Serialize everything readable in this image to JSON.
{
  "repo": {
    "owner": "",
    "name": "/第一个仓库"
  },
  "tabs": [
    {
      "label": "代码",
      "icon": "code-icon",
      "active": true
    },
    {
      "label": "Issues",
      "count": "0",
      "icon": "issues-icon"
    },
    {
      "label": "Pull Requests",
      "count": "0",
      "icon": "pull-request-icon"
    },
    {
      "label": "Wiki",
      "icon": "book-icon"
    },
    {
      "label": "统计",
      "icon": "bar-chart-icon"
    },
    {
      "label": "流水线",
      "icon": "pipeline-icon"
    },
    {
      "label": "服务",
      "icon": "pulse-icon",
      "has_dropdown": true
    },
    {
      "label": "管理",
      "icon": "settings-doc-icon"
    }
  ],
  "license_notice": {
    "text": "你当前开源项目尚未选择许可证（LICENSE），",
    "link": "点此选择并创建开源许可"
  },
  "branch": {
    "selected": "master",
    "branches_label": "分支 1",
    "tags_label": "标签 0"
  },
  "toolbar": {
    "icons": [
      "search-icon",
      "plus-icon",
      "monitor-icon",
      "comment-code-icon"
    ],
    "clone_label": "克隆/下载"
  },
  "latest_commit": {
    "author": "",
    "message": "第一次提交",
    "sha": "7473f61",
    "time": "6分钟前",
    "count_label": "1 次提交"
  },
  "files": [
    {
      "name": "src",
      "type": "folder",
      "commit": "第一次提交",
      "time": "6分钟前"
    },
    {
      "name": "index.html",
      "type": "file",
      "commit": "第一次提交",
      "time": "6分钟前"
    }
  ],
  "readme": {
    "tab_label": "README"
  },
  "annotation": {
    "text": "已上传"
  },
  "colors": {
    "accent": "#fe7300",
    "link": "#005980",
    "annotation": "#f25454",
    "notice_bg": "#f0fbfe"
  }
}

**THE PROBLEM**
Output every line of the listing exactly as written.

**RESPONSE AREA**
Serialize everything readable in this image to JSON.
{
  "repo": {
    "owner": "",
    "name": "/第一个仓库"
  },
  "tabs": [
    {
      "label": "代码",
      "icon": "code-icon",
      "active": true
    },
    {
      "label": "Issues",
      "count": "0",
      "icon": "issues-icon"
    },
    {
      "label": "Pull Requests",
      "count": "0",
      "icon": "pull-request-icon"
    },
    {
      "label": "Wiki",
      "icon": "book-icon"
    },
    {
      "label": "统计",
      "icon": "bar-chart-icon"
    },
    {
      "label": "流水线",
      "icon": "pipeline-icon"
    },
    {
      "label": "服务",
      "icon": "pulse-icon",
      "has_dropdown": true
    },
    {
      "label": "管理",
      "icon": "settings-doc-icon"
    }
  ],
  "license_notice": {
    "text": "你当前开源项目尚未选择许可证（LICENSE），",
    "link": "点此选择并创建开源许可"
  },
  "branch": {
    "selected": "master",
    "branches_label": "分支 1",
    "tags_label": "标签 0"
  },
  "toolbar": {
    "icons": [
      "search-icon",
      "plus-icon",
      "monitor-icon",
      "comment-code-icon"
    ],
    "clone_label": "克隆/下载"
  },
  "latest_commit": {
    "author": "",
    "message": "第一次提交",
    "sha": "7473f61",
    "time": "6分钟前",
    "count_label": "1 次提交"
  },
  "files": [
    {
      "name": "src",
      "type": "folder",
      "commit": "第一次提交",
      "time": "6分钟前"
    },
    {
      "name": "index.html",
      "type": "file",
      "commit": "第一次提交",
      "time": "6分钟前"
    }
  ],
  "readme": {
    "tab_label": "README"
  },
  "annotation": {
    "text": "已上传"
  },
  "colors": {
    "accent": "#fe7300",
    "link": "#005980",
    "annotation": "#f25454",
    "notice_bg": "#f0fbfe"
  }
}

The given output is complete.